Figures from December 2019 to February 2020 show the Indigenous unemployment rate at 10 per cent while it was just 5.5 per cent for non-Indigenous people.
That jumped more than six percentage points for both groups between February and May.
Indigenous unemployment shot up to 16.6 per cent while non-Indigenous sat at 11.7 per cent.
When businesses started to reopen across the country, unemployment fell for non-Indigenous groups between May and August to 11.2 per cent but rose for Indigenous people to 16.8 per cent.
The Federation of Sovereign Indigenous Nations (FSIN) feels as if Ottawa ignored their concerns, especially a $9-billion funding request at the start of the pandemic only offering a fraction of that.
“When they were announcing COVID-19 relief funds for reopening the economy and things like that, we First Nations were at the bottom of the barrel,” Chief Bobby Cameron told Global News, adding he thought the federal government failed First Nations.
Kelly Foley, a University of Saskatchewan economics professor, said disadvantaged people in the labour market disproportionately suffer in this kind of economic climate.
“I do believe they come from a lot of the same structural barriers that were preventing Indigenous people from finding employment even before the pandemic occurred,” Foley said.
She added those hurdles include education levels, living in remote parts of the country and discrimination.

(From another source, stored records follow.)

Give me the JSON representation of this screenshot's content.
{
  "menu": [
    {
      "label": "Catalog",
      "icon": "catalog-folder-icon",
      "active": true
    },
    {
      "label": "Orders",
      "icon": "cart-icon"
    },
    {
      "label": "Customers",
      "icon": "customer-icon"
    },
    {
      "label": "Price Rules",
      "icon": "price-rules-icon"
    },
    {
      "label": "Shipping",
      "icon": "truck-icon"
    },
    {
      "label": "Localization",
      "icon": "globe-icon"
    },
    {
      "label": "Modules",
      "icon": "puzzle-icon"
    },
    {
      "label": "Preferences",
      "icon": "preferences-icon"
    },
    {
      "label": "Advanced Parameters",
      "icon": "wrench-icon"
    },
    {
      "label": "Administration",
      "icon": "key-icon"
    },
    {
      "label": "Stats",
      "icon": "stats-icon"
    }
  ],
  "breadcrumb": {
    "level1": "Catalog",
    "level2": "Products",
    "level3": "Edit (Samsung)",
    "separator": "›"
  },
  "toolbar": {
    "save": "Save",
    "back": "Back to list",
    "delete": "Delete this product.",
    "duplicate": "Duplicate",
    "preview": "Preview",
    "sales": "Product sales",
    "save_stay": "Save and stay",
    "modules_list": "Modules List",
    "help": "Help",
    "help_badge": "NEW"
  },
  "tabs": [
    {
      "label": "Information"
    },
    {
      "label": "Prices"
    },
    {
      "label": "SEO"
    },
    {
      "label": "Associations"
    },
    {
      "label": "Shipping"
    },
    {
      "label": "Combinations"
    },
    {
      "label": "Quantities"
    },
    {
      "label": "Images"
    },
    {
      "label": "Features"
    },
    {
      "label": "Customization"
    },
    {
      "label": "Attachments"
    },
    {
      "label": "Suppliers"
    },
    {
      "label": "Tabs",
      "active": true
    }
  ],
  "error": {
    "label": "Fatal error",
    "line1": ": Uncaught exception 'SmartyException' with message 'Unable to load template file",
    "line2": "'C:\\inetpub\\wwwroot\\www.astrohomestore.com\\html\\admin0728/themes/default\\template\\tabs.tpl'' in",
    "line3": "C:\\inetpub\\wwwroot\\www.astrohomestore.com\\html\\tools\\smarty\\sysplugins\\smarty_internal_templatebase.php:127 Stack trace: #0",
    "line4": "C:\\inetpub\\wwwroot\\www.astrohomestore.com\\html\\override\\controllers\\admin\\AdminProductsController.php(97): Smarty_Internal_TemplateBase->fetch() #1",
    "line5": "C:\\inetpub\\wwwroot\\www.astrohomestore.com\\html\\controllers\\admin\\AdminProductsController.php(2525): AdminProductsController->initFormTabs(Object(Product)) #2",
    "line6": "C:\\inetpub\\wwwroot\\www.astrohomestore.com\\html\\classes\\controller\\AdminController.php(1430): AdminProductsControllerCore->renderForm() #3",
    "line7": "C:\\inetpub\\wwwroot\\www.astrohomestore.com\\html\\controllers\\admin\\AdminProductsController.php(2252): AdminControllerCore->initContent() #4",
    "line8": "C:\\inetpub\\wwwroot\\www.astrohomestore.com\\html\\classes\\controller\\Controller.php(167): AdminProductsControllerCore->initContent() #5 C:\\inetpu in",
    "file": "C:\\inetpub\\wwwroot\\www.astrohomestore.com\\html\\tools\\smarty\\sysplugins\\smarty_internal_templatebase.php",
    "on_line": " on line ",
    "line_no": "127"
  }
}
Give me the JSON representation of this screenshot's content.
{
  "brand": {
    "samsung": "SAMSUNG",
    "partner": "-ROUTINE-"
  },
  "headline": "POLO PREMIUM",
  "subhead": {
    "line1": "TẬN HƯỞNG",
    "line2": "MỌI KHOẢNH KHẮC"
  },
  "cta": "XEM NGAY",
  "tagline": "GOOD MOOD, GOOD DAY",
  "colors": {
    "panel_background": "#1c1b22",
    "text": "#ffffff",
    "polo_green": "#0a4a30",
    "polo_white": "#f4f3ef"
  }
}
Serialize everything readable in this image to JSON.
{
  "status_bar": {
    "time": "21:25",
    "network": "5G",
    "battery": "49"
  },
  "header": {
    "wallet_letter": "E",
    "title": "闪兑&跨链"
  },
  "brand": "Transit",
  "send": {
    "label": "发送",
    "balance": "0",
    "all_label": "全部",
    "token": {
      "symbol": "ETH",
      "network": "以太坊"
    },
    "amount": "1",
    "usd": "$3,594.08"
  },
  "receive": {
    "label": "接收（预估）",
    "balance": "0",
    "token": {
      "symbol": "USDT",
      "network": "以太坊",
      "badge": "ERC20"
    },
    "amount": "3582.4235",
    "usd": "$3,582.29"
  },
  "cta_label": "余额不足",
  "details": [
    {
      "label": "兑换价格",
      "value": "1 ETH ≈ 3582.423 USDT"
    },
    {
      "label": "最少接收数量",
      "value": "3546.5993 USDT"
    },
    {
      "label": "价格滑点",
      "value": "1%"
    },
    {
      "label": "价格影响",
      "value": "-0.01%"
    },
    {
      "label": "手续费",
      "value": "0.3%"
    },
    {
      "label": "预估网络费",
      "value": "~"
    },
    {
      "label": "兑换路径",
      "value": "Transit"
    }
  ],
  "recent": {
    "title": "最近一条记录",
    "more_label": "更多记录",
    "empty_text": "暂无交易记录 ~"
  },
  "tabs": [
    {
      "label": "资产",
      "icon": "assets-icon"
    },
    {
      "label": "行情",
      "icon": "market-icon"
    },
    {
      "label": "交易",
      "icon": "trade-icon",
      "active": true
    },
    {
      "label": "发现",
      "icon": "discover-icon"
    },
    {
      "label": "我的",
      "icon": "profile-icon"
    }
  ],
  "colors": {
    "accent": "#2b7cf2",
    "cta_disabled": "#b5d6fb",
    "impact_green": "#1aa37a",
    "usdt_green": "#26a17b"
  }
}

Cameron said all stakeholders, including the government, business community and Indigenous leaders, need to be involved in order to address the higher unemployment rates.View link »